• _TASK DIRECTIONS_:
Copy the records exactly. Include every line.

• _DATASET CONTENT_:
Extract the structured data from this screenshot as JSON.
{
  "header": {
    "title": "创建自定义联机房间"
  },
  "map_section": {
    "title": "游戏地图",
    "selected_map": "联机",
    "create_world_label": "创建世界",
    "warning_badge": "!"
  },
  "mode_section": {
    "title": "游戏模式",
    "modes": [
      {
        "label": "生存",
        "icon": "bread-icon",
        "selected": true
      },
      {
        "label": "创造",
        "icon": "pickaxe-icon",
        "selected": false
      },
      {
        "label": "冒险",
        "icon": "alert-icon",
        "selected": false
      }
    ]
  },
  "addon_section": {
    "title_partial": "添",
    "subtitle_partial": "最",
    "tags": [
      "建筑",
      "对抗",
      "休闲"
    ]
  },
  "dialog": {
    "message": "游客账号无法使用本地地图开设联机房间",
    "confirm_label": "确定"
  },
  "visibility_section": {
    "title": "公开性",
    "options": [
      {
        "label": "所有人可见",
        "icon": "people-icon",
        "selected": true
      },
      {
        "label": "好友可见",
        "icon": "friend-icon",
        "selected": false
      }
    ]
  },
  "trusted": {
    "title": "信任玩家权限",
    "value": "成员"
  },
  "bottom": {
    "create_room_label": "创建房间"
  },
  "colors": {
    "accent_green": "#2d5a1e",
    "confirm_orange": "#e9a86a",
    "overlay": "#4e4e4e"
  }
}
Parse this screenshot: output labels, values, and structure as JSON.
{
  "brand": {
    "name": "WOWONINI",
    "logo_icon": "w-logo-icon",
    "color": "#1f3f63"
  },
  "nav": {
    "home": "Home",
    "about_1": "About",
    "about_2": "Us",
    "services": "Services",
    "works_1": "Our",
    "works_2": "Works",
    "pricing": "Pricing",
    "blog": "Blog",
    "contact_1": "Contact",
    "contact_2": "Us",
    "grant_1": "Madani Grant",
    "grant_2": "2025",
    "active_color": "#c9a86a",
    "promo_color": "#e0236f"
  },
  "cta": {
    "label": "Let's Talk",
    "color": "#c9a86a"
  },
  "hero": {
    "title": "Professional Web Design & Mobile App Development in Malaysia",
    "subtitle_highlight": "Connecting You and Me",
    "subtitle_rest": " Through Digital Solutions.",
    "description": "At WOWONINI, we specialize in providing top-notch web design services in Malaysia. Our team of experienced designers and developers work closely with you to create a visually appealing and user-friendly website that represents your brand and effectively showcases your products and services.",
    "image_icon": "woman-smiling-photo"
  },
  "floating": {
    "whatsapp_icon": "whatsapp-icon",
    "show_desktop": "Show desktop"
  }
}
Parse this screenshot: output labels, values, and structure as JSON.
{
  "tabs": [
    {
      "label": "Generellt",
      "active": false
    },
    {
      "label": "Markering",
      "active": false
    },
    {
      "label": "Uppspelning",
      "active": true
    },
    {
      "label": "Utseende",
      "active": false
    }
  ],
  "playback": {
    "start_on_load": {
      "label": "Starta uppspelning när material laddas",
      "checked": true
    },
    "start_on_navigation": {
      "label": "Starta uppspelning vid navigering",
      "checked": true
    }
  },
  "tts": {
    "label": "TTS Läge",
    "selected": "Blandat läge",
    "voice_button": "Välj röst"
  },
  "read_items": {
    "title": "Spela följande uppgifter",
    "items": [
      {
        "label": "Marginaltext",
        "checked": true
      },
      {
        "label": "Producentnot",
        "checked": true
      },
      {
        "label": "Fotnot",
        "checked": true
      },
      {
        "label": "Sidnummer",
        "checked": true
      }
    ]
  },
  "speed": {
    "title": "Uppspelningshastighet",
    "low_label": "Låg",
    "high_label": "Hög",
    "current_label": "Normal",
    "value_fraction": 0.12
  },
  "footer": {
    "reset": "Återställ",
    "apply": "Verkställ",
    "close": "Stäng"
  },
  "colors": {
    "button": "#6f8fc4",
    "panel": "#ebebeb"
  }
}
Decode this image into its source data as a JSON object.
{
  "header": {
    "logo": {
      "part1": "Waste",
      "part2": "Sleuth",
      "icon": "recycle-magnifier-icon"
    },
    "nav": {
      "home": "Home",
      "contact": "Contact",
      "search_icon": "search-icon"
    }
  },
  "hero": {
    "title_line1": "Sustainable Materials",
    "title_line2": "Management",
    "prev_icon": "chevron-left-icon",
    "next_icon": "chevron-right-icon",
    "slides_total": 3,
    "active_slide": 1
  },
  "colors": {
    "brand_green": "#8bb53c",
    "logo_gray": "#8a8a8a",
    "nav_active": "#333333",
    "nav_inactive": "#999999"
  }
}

• _RESPONSE TO THIS EXERCISE_:
Extract the structured data from this screenshot as JSON.
{
  "header": {
    "title": "创建自定义联机房间"
  },
  "map_section": {
    "title": "游戏地图",
    "selected_map": "联机",
    "create_world_label": "创建世界",
    "warning_badge": "!"
  },
  "mode_section": {
    "title": "游戏模式",
    "modes": [
      {
        "label": "生存",
        "icon": "bread-icon",
        "selected": true
      },
      {
        "label": "创造",
        "icon": "pickaxe-icon",
        "selected": false
      },
      {
        "label": "冒险",
        "icon": "alert-icon",
        "selected": false
      }
    ]
  },
  "addon_section": {
    "title_partial": "添",
    "subtitle_partial": "最",
    "tags": [
      "建筑",
      "对抗",
      "休闲"
    ]
  },
  "dialog": {
    "message": "游客账号无法使用本地地图开设联机房间",
    "confirm_label": "确定"
  },
  "visibility_section": {
    "title": "公开性",
    "options": [
      {
        "label": "所有人可见",
        "icon": "people-icon",
        "selected": true
      },
      {
        "label": "好友可见",
        "icon": "friend-icon",
        "selected": false
      }
    ]
  },
  "trusted": {
    "title": "信任玩家权限",
    "value": "成员"
  },
  "bottom": {
    "create_room_label": "创建房间"
  },
  "colors": {
    "accent_green": "#2d5a1e",
    "confirm_orange": "#e9a86a",
    "overlay": "#4e4e4e"
  }
}
Parse this screenshot: output labels, values, and structure as JSON.
{
  "brand": {
    "name": "WOWONINI",
    "logo_icon": "w-logo-icon",
    "color": "#1f3f63"
  },
  "nav": {
    "home": "Home",
    "about_1": "About",
    "about_2": "Us",
    "services": "Services",
    "works_1": "Our",
    "works_2": "Works",
    "pricing": "Pricing",
    "blog": "Blog",
    "contact_1": "Contact",
    "contact_2": "Us",
    "grant_1": "Madani Grant",
    "grant_2": "2025",
    "active_color": "#c9a86a",
    "promo_color": "#e0236f"
  },
  "cta": {
    "label": "Let's Talk",
    "color": "#c9a86a"
  },
  "hero": {
    "title": "Professional Web Design & Mobile App Development in Malaysia",
    "subtitle_highlight": "Connecting You and Me",
    "subtitle_rest": " Through Digital Solutions.",
    "description": "At WOWONINI, we specialize in providing top-notch web design services in Malaysia. Our team of experienced designers and developers work closely with you to create a visually appealing and user-friendly website that represents your brand and effectively showcases your products and services.",
    "image_icon": "woman-smiling-photo"
  },
  "floating": {
    "whatsapp_icon": "whatsapp-icon",
    "show_desktop": "Show desktop"
  }
}
Parse this screenshot: output labels, values, and structure as JSON.
{
  "tabs": [
    {
      "label": "Generellt",
      "active": false
    },
    {
      "label": "Markering",
      "active": false
    },
    {
      "label": "Uppspelning",
      "active": true
    },
    {
      "label": "Utseende",
      "active": false
    }
  ],
  "playback": {
    "start_on_load": {
      "label": "Starta uppspelning när material laddas",
      "checked": true
    },
    "start_on_navigation": {
      "label": "Starta uppspelning vid navigering",
      "checked": true
    }
  },
  "tts": {
    "label": "TTS Läge",
    "selected": "Blandat läge",
    "voice_button": "Välj röst"
  },
  "read_items": {
    "title": "Spela följande uppgifter",
    "items": [
      {
        "label": "Marginaltext",
        "checked": true
      },
      {
        "label": "Producentnot",
        "checked": true
      },
      {
        "label": "Fotnot",
        "checked": true
      },
      {
        "label": "Sidnummer",
        "checked": true
      }
    ]
  },
  "speed": {
    "title": "Uppspelningshastighet",
    "low_label": "Låg",
    "high_label": "Hög",
    "current_label": "Normal",
    "value_fraction": 0.12
  },
  "footer": {
    "reset": "Återställ",
    "apply": "Verkställ",
    "close": "Stäng"
  },
  "colors": {
    "button": "#6f8fc4",
    "panel": "#ebebeb"
  }
}
Decode this image into its source data as a JSON object.
{
  "header": {
    "logo": {
      "part1": "Waste",
      "part2": "Sleuth",
      "icon": "recycle-magnifier-icon"
    },
    "nav": {
      "home": "Home",
      "contact": "Contact",
      "search_icon": "search-icon"
    }
  },
  "hero": {
    "title_line1": "Sustainable Materials",
    "title_line2": "Management",
    "prev_icon": "chevron-left-icon",
    "next_icon": "chevron-right-icon",
    "slides_total": 3,
    "active_slide": 1
  },
  "colors": {
    "brand_green": "#8bb53c",
    "logo_gray": "#8a8a8a",
    "nav_active": "#333333",
    "nav_inactive": "#999999"
  }
}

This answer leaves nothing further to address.